Problem: If a line in the entries below contains "water", copy it.

Recorded information:
::::::
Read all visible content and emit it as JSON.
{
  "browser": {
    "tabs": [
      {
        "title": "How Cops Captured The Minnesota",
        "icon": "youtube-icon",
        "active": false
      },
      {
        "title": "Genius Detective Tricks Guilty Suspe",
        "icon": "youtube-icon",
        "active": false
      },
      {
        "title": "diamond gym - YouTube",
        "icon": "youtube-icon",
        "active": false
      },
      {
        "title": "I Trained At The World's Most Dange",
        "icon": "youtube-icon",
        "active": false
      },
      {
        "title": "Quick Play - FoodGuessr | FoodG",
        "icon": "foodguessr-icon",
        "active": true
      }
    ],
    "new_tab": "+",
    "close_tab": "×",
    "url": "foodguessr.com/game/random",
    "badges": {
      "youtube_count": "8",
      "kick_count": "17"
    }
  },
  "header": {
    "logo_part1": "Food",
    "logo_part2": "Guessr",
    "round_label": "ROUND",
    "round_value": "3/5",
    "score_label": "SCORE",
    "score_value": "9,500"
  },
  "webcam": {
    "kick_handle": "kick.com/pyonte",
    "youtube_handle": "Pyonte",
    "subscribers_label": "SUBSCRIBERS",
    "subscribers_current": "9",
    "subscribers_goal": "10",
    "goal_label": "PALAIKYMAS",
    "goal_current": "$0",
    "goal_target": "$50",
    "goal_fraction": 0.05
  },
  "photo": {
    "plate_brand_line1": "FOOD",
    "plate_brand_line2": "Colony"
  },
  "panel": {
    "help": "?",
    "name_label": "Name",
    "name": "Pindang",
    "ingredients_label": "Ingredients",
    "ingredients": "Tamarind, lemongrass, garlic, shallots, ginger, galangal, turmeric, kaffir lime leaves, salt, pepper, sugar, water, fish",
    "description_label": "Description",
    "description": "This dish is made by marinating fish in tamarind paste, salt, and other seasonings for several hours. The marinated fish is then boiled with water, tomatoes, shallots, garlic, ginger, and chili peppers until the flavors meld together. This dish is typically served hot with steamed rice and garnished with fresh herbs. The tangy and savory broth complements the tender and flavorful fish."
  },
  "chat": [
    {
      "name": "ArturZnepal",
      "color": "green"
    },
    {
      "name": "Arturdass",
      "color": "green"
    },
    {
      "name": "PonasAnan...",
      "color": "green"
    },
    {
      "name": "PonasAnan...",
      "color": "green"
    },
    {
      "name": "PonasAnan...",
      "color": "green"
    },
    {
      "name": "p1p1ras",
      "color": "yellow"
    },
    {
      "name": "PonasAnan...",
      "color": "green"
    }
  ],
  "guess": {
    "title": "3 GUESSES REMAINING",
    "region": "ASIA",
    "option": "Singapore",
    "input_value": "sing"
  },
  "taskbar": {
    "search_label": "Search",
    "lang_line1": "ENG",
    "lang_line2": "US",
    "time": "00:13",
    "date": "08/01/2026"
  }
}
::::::
Completed task:
    "ingredients": "Tamarind, lemongrass, garlic, shallots, ginger, galangal, turmeric, kaffir lime leaves, salt, pepper, sugar, water, fish",
    "description": "This dish is made by marinating fish in tamarind paste, salt, and other seasonings for several hours. The marinated fish is then boiled with water, tomatoes, shallots, garlic, ginger, and chili peppers until the flavors meld together. This dish is typically served hot with steamed rice and garnished with fresh herbs. The tangy and savory broth complements the tender and flavorful fish."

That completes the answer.